Birth Control and Sexual Health

Birth Control

You deserve to be able to make your own decisions about family planning—whether you want to have kids in two years or 10 years, whether you don’t want to have any kids or don’t want to have any more kids, whether you need help maintaining your reproductive health. Our providers will talk with you and listen to you, helping you make the decisions that are right for you and giving what you need to follow through on them.

Natural family planning (NFP). Also known as fertility awareness, NFP involves timing your sexual activity to avoid pregnancy. Your Bellin provider can help you map your cycle and train you in the most effective way to use this method.

Oral contraception. Combination pills or mini-pills contain a small amount of manmade estrogen and progestin to prevent eggs from leaving the ovaries. They can prevent pregnancy, ease menstrual cramps and even lead to lighter periods.

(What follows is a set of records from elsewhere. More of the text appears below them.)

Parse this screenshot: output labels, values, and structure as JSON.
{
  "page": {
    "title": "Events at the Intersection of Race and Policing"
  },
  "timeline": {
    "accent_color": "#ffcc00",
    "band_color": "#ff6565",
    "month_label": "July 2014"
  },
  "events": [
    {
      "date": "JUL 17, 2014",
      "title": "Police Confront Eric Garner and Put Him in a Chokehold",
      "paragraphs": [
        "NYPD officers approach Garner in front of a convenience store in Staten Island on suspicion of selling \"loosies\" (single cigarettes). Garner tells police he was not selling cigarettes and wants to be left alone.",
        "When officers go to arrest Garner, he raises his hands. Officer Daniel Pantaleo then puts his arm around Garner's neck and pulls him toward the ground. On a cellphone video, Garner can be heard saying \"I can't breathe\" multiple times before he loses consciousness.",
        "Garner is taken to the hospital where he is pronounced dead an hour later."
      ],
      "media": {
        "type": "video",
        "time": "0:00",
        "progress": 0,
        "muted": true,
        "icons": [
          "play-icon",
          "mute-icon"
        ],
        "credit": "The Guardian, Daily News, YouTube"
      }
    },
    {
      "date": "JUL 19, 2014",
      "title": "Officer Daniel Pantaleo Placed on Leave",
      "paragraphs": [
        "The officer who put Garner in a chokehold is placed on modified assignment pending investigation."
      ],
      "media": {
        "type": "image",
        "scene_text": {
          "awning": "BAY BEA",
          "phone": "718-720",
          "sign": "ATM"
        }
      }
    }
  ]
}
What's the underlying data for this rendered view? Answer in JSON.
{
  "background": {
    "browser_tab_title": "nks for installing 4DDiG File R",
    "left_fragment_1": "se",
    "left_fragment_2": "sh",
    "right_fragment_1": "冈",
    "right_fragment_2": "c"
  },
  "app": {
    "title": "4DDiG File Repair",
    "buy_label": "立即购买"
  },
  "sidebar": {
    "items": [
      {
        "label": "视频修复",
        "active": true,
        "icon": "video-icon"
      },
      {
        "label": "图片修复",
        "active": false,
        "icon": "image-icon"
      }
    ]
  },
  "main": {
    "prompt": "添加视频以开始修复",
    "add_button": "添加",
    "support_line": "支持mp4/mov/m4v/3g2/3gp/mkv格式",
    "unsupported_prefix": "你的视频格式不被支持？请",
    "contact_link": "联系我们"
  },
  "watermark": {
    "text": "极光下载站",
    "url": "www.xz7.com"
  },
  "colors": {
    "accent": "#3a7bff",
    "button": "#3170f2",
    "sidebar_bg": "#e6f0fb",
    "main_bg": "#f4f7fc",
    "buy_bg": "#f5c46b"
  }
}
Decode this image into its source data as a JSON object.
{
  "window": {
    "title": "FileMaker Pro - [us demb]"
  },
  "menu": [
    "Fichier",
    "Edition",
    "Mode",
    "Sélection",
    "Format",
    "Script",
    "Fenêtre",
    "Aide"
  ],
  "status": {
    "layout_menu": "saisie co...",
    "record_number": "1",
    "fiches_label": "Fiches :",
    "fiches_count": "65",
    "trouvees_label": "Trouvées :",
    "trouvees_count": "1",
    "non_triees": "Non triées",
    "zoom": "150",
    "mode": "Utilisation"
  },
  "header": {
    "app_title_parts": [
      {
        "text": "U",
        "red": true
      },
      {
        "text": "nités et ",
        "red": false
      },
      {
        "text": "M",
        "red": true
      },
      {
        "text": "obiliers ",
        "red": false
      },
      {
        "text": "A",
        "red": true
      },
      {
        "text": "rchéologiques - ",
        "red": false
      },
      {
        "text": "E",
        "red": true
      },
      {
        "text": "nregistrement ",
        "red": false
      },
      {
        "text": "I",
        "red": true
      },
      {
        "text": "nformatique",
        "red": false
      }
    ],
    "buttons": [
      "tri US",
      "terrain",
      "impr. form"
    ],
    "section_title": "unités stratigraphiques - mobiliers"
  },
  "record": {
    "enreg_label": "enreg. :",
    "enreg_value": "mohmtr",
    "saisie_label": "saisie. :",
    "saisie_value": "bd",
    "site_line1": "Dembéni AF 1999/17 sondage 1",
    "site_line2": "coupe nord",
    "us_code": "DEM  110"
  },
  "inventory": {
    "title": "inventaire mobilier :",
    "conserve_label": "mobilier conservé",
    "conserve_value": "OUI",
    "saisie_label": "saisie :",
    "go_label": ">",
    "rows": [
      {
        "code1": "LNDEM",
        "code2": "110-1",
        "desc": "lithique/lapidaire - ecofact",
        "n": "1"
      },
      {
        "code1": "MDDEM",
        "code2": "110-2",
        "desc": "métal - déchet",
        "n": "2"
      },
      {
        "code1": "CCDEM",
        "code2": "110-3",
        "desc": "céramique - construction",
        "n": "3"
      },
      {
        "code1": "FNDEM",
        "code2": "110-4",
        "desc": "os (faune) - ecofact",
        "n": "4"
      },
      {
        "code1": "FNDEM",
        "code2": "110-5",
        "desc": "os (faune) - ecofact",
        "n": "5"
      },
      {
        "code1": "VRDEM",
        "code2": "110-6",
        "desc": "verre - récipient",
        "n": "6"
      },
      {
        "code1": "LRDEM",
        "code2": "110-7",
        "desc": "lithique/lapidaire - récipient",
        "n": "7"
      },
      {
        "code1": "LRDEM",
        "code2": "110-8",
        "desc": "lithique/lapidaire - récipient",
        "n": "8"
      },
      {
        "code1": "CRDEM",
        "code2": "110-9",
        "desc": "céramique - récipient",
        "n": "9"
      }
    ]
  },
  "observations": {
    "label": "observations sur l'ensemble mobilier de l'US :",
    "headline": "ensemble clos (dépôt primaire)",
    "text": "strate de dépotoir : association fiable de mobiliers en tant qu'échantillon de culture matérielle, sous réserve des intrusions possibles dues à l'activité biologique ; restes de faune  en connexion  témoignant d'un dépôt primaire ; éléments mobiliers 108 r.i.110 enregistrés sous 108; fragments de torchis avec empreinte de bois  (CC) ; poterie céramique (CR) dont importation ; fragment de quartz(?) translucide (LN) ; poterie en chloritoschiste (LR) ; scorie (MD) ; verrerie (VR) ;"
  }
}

Depo-Provera. This hormonal injection is performed every 12 weeks. It uses progestin, injected into the arm or buttocks, to prevent eggs from leaving the ovaries and increase the thickness of cervical mucus.

Essure. Essure is the most effective, hormone-free, surgery-free permanent birth control option available. It’s a small insert placed in the fallopian tube through the vagina and cervix to block the tube and prevent pregnancy.

Tubal ligation. This permanent procedure blocks, ties or cuts the fallopian tubes to keep eggs from traveling into an area where they might encounter sperm. (This is different from a hysterectomy, which removes the entire uterus.)

Sexual Health

We provide the education, exams and counselors to help you keep your sexual relationships physically and emotionally healthy.

To protect your health, get tested at least once a year—more often if you’ve had unprotected sex or if you or your partner has had sex with other people. Remember that most STDs are symptomless, and you could be carrying an infection without showing any signs. Be sure to tell your provider the exact kind of sex you’ve had
(e.g. oral, anal, vaginal) to determine which tests are needed.

To reduce your risk of sexual health problems, limit your number of sexual partners, always use male and/or female condoms, get tested with your partner before having sex, avoid having sex under the influence of drugs and alcohol and consider protecting yourself with HPV and hepatitis B vaccinations.